- - PMID: 31033318.
- - DOI: 10.1037/neu0000537
To test for associations between long-term anabolic-androgenic steroid (AAS) use and cognitive functioning, and establish a candidate neuronal basis by assessing the associations between cognitive performance and brain morphology both in users and nonusers.
Eighty four previous or current AAS-users and 69 non-AAS-using male weightlifters aged 19-75 years (mean 32.6, SD 8.8) underwent MRI of the brain and a comprehensive neuropsychological test battery. Performance on fine motor speed, speed of processing, learning and memory, working memory, executive functioning, and problem solving was compared between the groups, and between AAS users with short versus long AAS exposure. Associations between cognitive scores and regional cortical thickness and arealization defined using FreeSurfer were tested using linear models.
Relative to nonexposed, AAS-exposed weightlifters performed significantly worse on several cognitive domains, independent of age, education, verbal IQ, and exposure to classical drugs of abuse.

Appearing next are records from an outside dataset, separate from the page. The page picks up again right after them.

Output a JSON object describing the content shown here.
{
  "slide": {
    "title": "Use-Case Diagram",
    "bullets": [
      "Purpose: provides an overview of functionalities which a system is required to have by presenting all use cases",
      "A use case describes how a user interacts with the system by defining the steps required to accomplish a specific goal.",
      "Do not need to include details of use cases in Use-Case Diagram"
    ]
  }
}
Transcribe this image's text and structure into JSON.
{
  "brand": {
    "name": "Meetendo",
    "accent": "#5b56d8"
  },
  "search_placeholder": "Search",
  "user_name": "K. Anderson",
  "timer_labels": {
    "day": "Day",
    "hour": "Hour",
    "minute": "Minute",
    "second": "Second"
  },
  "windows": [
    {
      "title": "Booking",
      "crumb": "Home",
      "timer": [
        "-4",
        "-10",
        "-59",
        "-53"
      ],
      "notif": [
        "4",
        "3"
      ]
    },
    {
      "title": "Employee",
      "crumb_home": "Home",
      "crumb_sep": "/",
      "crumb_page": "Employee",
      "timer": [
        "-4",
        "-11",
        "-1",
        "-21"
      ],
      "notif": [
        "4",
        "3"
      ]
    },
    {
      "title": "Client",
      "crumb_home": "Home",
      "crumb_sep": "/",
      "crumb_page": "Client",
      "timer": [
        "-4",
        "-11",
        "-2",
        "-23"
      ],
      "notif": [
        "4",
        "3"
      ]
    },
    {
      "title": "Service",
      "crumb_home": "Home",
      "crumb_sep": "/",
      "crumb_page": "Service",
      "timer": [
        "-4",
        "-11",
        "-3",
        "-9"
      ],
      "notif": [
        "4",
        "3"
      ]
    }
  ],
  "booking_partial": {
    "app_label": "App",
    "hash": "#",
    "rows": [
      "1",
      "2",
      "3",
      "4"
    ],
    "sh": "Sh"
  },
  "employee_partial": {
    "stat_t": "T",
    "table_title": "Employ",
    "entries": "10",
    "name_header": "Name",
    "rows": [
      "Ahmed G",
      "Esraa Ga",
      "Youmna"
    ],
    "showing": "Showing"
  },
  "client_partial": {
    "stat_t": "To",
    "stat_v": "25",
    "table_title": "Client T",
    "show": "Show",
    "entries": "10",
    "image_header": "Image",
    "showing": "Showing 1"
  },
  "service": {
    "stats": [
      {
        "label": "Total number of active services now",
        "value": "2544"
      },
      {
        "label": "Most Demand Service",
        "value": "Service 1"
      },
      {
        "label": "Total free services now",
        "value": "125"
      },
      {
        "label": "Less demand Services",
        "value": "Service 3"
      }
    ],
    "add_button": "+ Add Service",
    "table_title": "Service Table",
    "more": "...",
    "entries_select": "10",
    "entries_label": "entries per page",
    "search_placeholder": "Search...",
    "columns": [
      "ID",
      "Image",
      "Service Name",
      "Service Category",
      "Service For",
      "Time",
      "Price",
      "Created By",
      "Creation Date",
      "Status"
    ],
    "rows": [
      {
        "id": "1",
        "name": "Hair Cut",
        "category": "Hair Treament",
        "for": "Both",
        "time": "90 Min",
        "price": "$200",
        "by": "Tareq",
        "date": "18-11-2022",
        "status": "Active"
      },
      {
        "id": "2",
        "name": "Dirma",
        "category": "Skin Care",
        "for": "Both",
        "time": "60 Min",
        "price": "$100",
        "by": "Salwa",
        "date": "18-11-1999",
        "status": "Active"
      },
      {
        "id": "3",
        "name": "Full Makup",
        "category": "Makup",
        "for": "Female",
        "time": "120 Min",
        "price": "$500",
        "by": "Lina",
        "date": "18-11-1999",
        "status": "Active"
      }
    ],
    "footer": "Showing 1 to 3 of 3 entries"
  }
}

Strongest effects were observed for speed of processing (ηp2 = .07), working memory (ηp2 = .08) and problem solving (ηp2 = .09). Longer duration of AAS-use was associated with poorer memory function (ηp2 = .11). Within AAS users, individuals with better memory and working memory performance had with thicker frontoparietal cortex and larger medial frontal surface area, respectively.
Prolonged high-dose AAS use is associated with poorer cognitive function across multiple domains, and the observed regional associations between cortical brain morphometry and memory and working memory performance may suggest differential brain-based mechanisms. The public, health care professionals, and policymakers should be aware that use of AAS in large doses potentially could lead to poorer brain health and cognition.